“It was a very slow process we were doing,” Susan McCoy said. “(We would have) indented fingernails from trying to buff things and literally after a while it would get into your nails. We don’t have to do that anymore, thank goodness.”
Mike McCoy worked on building machines to automate the process, receiving patents in the mid-2000s. These days, he said they produce “about 400 parts an hour each.”
Before being twisted into the “snaky” design by the machine in his garage, the metals for the guides are pressed in a space he has rented in Newberg, Ore. That’s where he started the business before he and Susan moved to a larger swath of land near Battle Ground.
In his garage, he lays what looks like a slightly larger than a needle piece of metal in the machine and it quickly clamps together, forming the stretched loop.
He ships the snake guides to fly-fishing vendors, specialty shops and individual custom fly rod builders.
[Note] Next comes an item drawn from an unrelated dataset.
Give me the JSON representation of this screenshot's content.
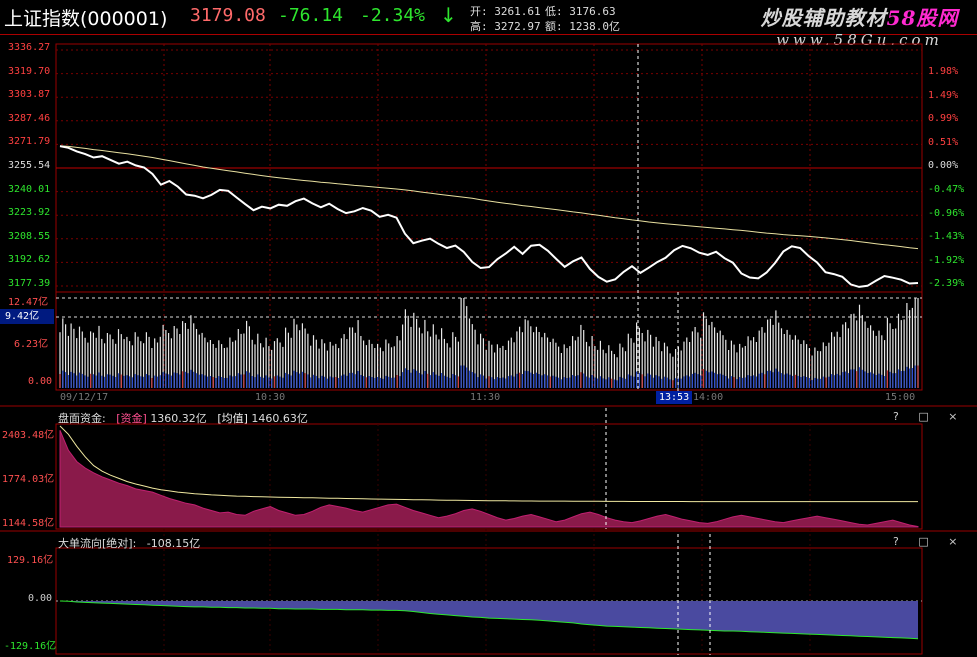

He wouldn’t disclose how much he earned last year through the business, but said he probably shipped “tens of thousands” of guides last year.
He said sales have increased in the last few years. According to a 2017 survey by Southwick Associates for the American Fly Fishing Trade Association, the size of the U.S. fly-fishing market is $1.08 billion — and the Western United States ranked first in gross sales by region.
Most in the business know it isn’t necessarily a cheap hobby. Some fly-fishers could spend thousands decking out their rods.
As McCoy gets older, he’s looking to retire from his home business eventually, but he still tries to stay active in the fishing community by helping others learn the craft.
While on a fishing trip to Fall River, near the Deschutes River in Oregon, Katherine Paiva of Eugene, Ore., encountered McCoy in a parking lot. She was wearing her fishing waders. He approached, she said, because “he doesn’t meet a lot of women in waders.”
“We just struck up a friendship,” she said. “I was new to fly fishing and Mike came over and started talking to me and was so encouraging … You don’t get that a lot when you walk into a fly store.”